While eczema is a chronic condition that requires long-term management, there are steps you can take to alleviate symptoms and find immediate relief. Living with eczema can be challenging, but with the right strategies and self-care practices, you can effectively manage your symptoms and improve your quality of life.

By understanding the causes, recognizing common symptoms, and implementing effective management strategies like regular moisturization, trigger avoidance, and gentle skin care practices, you can minimize itching, and flare-ups, and achieve relief from eczema.

Remember, each person’s experience with eczema is unique, so it’s essential to find a personalized approach that works best for you. With patience and consistent care, you can take control of your eczema and improve your skin health.


How to stop eczema itching at night?

Showers before going to bed, cotton or plastic gloves, Wet dressings over the area, Keeping the temperature cool, and using cotton bed sheets are the few remedies to be used to get relief from Eczema at night.

Does Benadryl help with eczema itching?

No, not all itch kinds can be efficiently treated by Benadryl (antihistamines). They don’t appear to be beneficial in reducing eczema-related itching. While sedating antihistamines can aid in your sleep, studies have shown that neither sedating nor non-sedating antihistamines can heal eczema.

What is the essential oil for eczema itching?

Lavender oil is used for aromatherapy to calm the itching and helps to relax.

What is the best eczema cream for itching?

Vaseline or Moisturizers are the best cream for itching and are non-medicated. For medicated ones:  The Cerave lotions, Eucerin eczema relief cream, Vanicream products, and Aveeno goods are some of the best eczema creams.

What supplements can I take for eczema itching?

Fish oil, Vitamin D and E, Zinc, Melatonin, and Probiotics are a few of the supplements to be included in your diet for eczema itching.

What stops eczema from itching?
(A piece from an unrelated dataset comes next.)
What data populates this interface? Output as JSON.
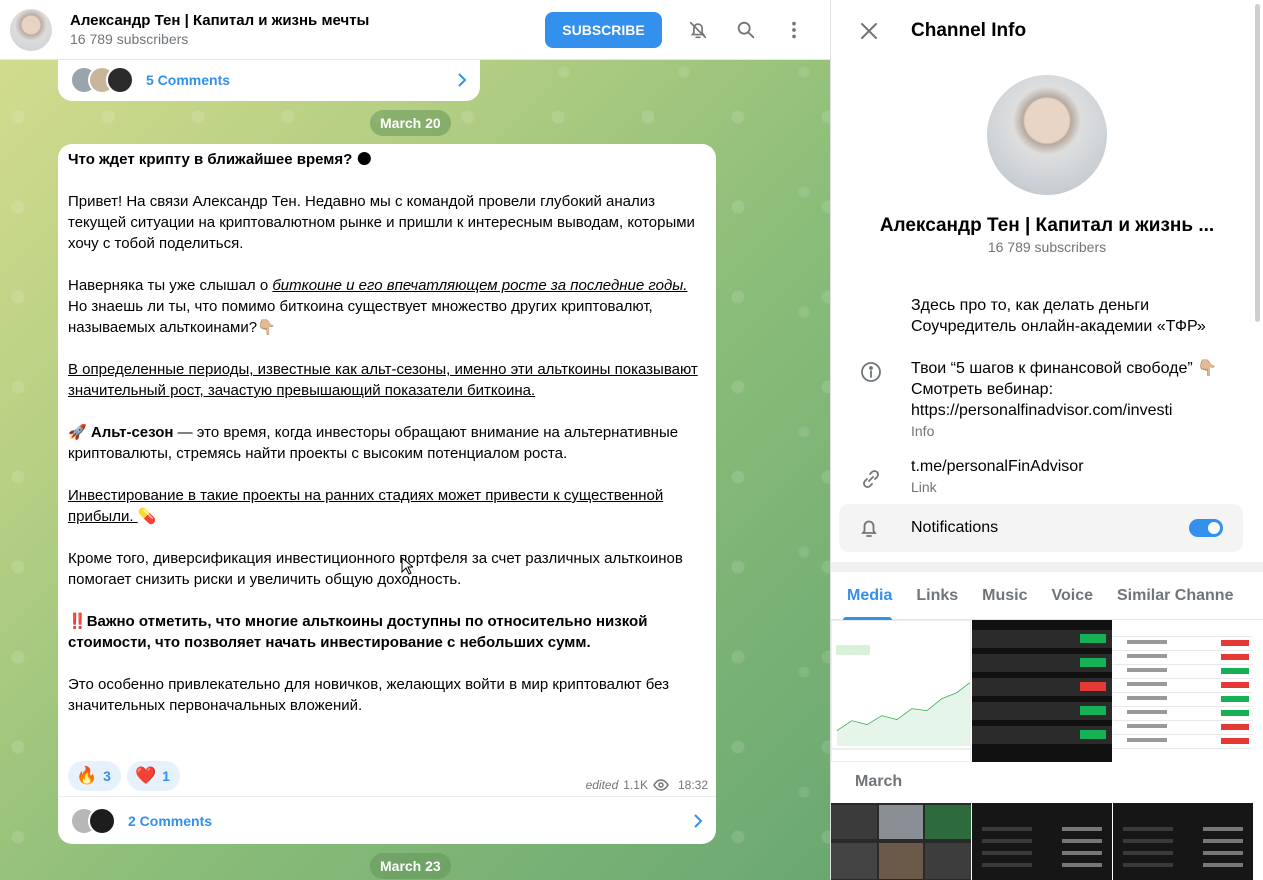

One can learn how to stop eczema itching immediately by: Distraction, Cool Compresses, and Bathing. Application of ointments or taking drugs can also help to get relief but this takes time.